Wednesday, November 25, 2015

Augie Wren's Christmas Story: Mini-Review

My first review for the Christmas Spirit Challenge is going to be a mini-review for a mini book. Michelle, our lovely hostess, sent me Paul Auster's Auggie Wren's Christmas Story as part of my prize package for a previous year's challenge. It is a slim volume with a lovely Christmas fable--without Santa or reindeer or snowmen or Christmas trees. The most holiday-type thing in the story is a very unconventional Christmas dinner. How can this be?

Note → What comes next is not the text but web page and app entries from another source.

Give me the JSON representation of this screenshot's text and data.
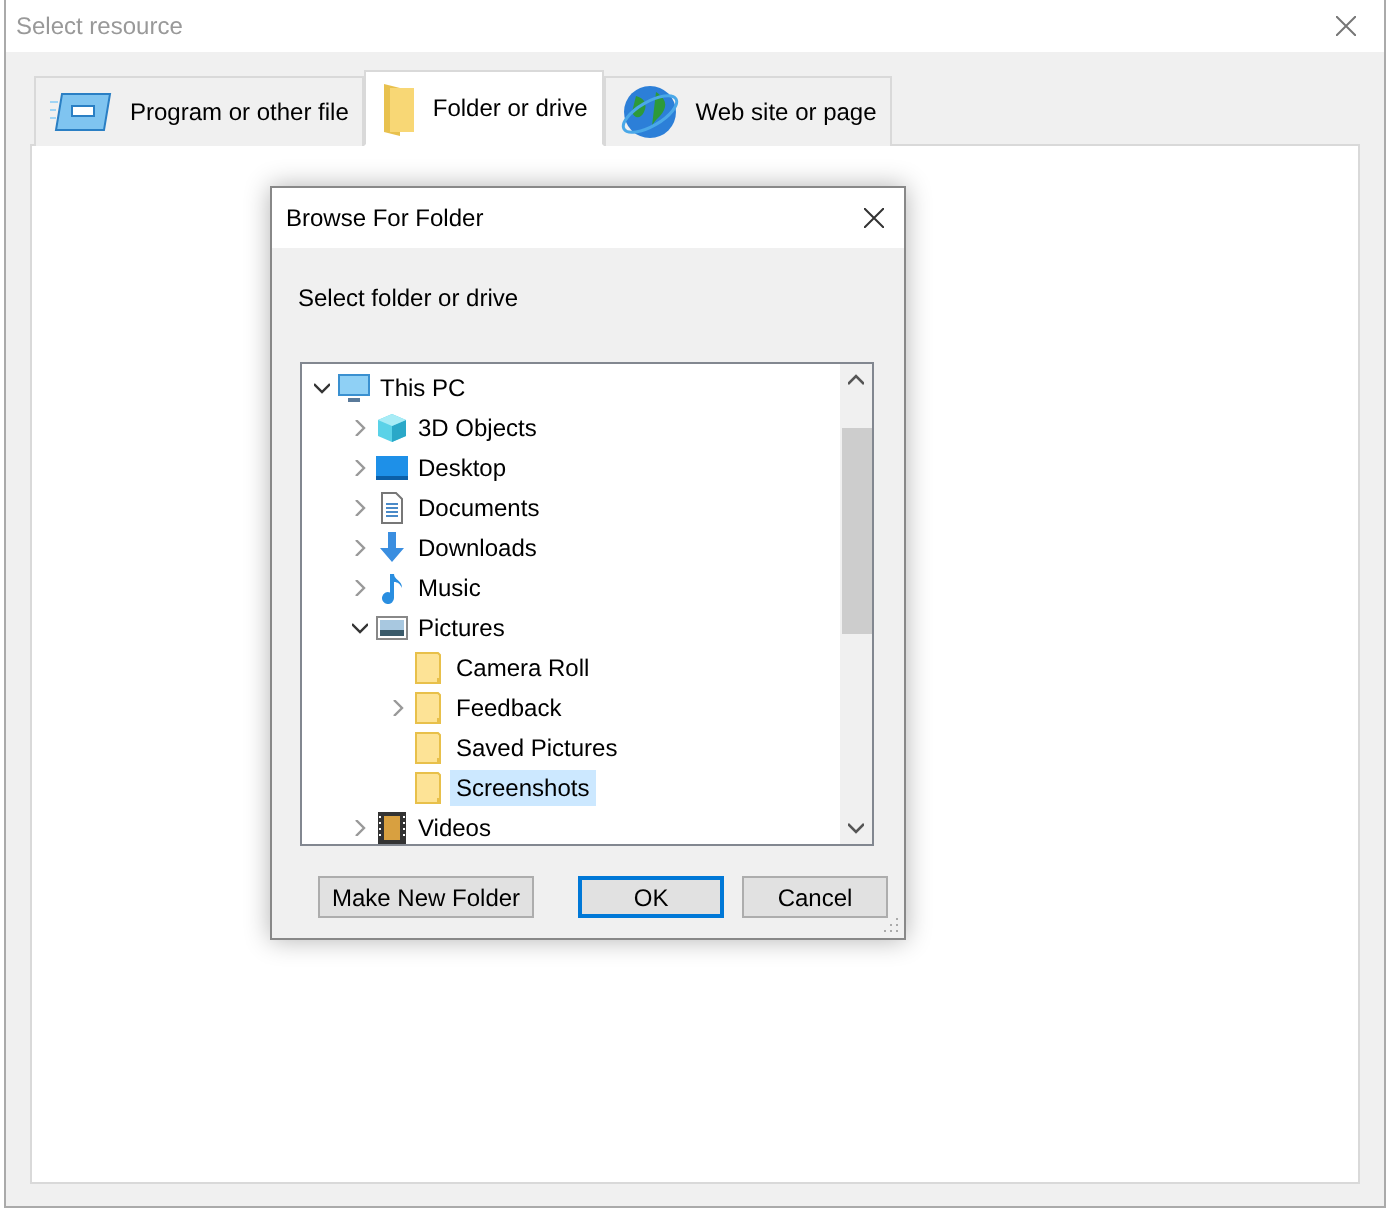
{
  "window": {
    "title": "Select resource"
  },
  "tabs": [
    {
      "label": "Program or other file",
      "kind": "program",
      "selected": false
    },
    {
      "label": "Folder or drive",
      "kind": "folder",
      "selected": true
    },
    {
      "label": "Web site or page",
      "kind": "web",
      "selected": false
    }
  ],
  "dialog": {
    "title": "Browse For Folder",
    "instruction": "Select folder or drive",
    "tree": [
      {
        "label": "This PC",
        "kind": "computer",
        "has_children": true,
        "expanded": true,
        "selected": false,
        "children": [
          {
            "label": "3D Objects",
            "kind": "cube",
            "has_children": true,
            "expanded": false,
            "selected": false
          },
          {
            "label": "Desktop",
            "kind": "desktop",
            "has_children": true,
            "expanded": false,
            "selected": false
          },
          {
            "label": "Documents",
            "kind": "document",
            "has_children": true,
            "expanded": false,
            "selected": false
          },
          {
            "label": "Downloads",
            "kind": "download",
            "has_children": true,
            "expanded": false,
            "selected": false
          },
          {
            "label": "Music",
            "kind": "music",
            "has_children": true,
            "expanded": false,
            "selected": false
          },
          {
            "label": "Pictures",
            "kind": "pictures",
            "has_children": true,
            "expanded": true,
            "selected": false,
            "children": [
              {
                "label": "Camera Roll",
                "kind": "folder",
                "has_children": false,
                "expanded": false,
                "selected": false
              },
              {
                "label": "Feedback",
                "kind": "folder",
                "has_children": true,
                "expanded": false,
                "selected": false
              },
              {
                "label": "Saved Pictures",
                "kind": "folder",
                "has_children": false,
                "expanded": false,
                "selected": false
              },
              {
                "label": "Screenshots",
                "kind": "folder",
                "has_children": false,
                "expanded": false,
                "selected": true
              }
            ]
          },
          {
            "label": "Videos",
            "kind": "video",
            "has_children": true,
            "expanded": false,
            "selected": false
          }
        ]
      }
    ],
    "buttons": [
      {
        "label": "Make New Folder",
        "default": false
      },
      {
        "label": "OK",
        "default": true
      },
      {
        "label": "Cancel",
        "default": false
      }
    ]
  }
}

It is a tale about a writer who has been asked by The New York Times to write a Christmas story to be featured on Christmas morning. But he doesn't want to write one of those mushy, gushy, sentimental stories that serve as "wishfulfillment dreams, fairy tales for adults." He wants an unsentimental Christmas story even though he knows it is "a contradiction in terms, an impossibility, an out-and-out conundrum. One might as just as well try to imagine a racehorse without legs, or a sparrow without wings." So, the next time he ventures into his favorite cigar store, he tells his friend Auggie Wren his troubles. Auggie tells him that if he'll buy him lunch, he'll tell him the best Christmas story ever. The best because it's absolutely true. 

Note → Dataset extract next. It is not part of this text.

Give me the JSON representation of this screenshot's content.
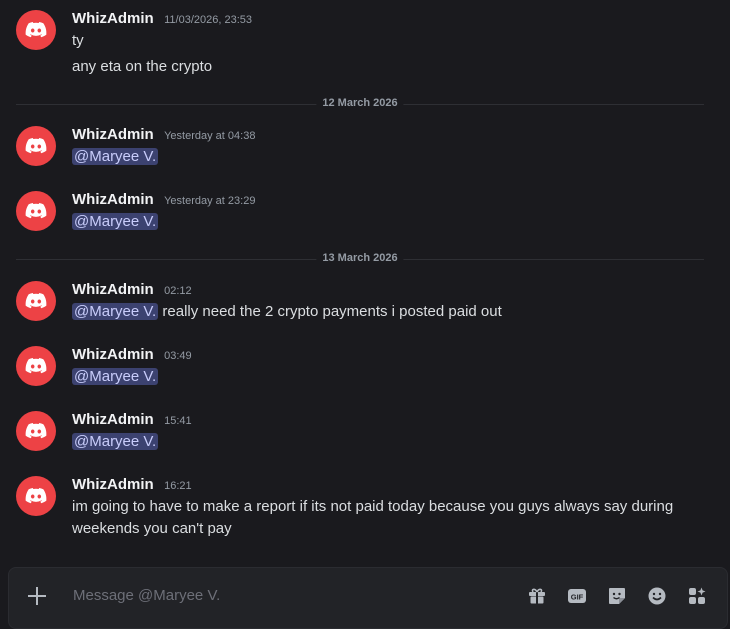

This is Auggie's story about a shoplifter, a lost wallet, a blind grandmother, and that unconventional Christmas dinner that I mentioned above. It is a fable that encourages us to question whether a lie can ever serve as the truth and who is the giver and who is the taker. Auggie learns a little something about himself and what Christmas might really mean. ★★★★ for a surprisingly lovely unconventional Christmas story.

1 comment:

fredamans said...

I've never heard of a Christmas fable before, that alone intrigues me. Sounds like a great holiday read! Great review!